The idea that America has lots of racism but few actual racists is not a new one. Philip Dray titled his seminal history of lynching At the Hands of Persons Unknown because most "investigations" of lynchings in the South turned up no actual lynchers. Both David Duke and George Wallace insisted that they weren't racists. That's because in the popular vocabulary, the racist is not so much an actual person but a monster, an outcast thug who leads the lynch mob and keeps Mein Kampf in his back pocket.

The bar for racism has been raised so high that one need be a card-carrying member of the Nazi Party to qualify. Had John McCain said that Hillary Clinton was only competitive in the presidential race because she was a woman, there'd be no dispute over whether the comment was sexist. And yet when the equivalent is said about a black person, it's not only not racist, but any criticism of the statement is interpreted as an act of character assassination. "If anybody is going to apologize," Ferraro told MSNBC, "they should apologize to me for calling me a racist."

In some measure, the narrowing of racism is an unfortunate relic of the civil rights movement, when activists got mileage out of dehumanizing racists and portraying them as ultra-violent Southern troglodytes. Whites may have been horrified by the fire hoses and police dogs turned on children, but they could rest easy knowing that neither they nor anyone they'd ever met would do such a thing. But most racism—indeed, the worst racism—is quaint and banal. There's nothing sensationalistic about redlining or job discrimination. No archival newsreel can capture what it means to be viewed as a person who, minus the beneficence of well-meaning whites, simply can't compete.

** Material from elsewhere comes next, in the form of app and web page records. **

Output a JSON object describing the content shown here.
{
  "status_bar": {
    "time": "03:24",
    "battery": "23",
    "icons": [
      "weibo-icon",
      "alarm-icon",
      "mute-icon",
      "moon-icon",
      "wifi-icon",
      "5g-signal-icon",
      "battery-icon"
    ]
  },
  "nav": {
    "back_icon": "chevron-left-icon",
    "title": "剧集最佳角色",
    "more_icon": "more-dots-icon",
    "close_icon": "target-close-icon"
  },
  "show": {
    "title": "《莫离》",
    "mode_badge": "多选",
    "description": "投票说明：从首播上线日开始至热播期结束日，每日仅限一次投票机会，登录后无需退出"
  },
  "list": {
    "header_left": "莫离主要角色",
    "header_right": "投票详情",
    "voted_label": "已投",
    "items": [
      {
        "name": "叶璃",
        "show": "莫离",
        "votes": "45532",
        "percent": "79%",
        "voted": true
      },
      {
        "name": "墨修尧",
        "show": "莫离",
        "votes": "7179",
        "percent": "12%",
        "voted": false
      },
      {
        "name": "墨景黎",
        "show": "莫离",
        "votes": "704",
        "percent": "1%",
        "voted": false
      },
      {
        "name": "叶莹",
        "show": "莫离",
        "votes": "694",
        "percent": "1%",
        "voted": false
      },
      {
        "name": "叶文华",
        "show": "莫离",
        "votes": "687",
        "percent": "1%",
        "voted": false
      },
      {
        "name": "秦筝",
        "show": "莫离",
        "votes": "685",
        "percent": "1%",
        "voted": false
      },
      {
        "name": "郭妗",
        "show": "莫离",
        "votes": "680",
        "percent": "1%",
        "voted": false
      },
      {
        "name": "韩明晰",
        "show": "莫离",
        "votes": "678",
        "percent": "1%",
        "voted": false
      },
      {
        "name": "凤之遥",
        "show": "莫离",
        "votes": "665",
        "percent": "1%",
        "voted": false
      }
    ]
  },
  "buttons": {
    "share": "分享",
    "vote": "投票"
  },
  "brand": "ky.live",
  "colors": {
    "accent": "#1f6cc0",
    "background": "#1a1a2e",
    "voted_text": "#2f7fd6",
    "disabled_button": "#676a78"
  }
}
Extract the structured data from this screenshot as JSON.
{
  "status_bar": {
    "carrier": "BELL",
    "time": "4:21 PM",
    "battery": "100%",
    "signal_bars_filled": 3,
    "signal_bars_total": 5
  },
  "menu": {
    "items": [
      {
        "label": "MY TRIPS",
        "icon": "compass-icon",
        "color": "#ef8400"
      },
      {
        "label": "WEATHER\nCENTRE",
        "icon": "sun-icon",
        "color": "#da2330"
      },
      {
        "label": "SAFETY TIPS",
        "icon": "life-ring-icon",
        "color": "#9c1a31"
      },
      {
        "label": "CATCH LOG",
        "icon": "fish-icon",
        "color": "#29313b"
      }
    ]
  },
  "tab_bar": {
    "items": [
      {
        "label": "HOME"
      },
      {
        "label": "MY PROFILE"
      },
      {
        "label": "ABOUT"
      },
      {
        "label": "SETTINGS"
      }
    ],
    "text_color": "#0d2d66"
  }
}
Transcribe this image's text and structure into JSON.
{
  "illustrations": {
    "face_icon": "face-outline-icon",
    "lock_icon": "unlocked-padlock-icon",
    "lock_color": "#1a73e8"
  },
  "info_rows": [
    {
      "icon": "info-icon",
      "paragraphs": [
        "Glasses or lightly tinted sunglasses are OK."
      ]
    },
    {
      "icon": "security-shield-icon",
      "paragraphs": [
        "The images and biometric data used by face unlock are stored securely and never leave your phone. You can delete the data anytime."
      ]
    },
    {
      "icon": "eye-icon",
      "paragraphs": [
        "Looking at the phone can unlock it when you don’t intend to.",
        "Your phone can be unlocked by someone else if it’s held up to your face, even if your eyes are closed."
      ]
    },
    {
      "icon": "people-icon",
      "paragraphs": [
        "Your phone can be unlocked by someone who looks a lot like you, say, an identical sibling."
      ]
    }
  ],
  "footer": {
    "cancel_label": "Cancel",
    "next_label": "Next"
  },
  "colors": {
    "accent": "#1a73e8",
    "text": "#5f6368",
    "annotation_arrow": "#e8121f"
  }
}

All of this leaves me wondering, Who does a guy have to lynch around here to get called a racist? If twice claiming that a presidential candidate is only in the race because he's black doesn't make you racist; if shouting, "He's a nigger! He's a nigger" from stage doesn't make you racist; if calling an accomplished black woman "the cleaning lady" doesn't make you a racist, what does?

What is clear, however, is that black people are buckling under the weight of all this nonracism, and I'm sure, if he could, the junior senator from Illinois would gladly return all of the "favors" he's gotten for being a black man named Barack Hussein Obama.

Ta-Nehisi Coates is a senior editor for The Atlantic. He is the author of the memoir The Beautiful Struggle.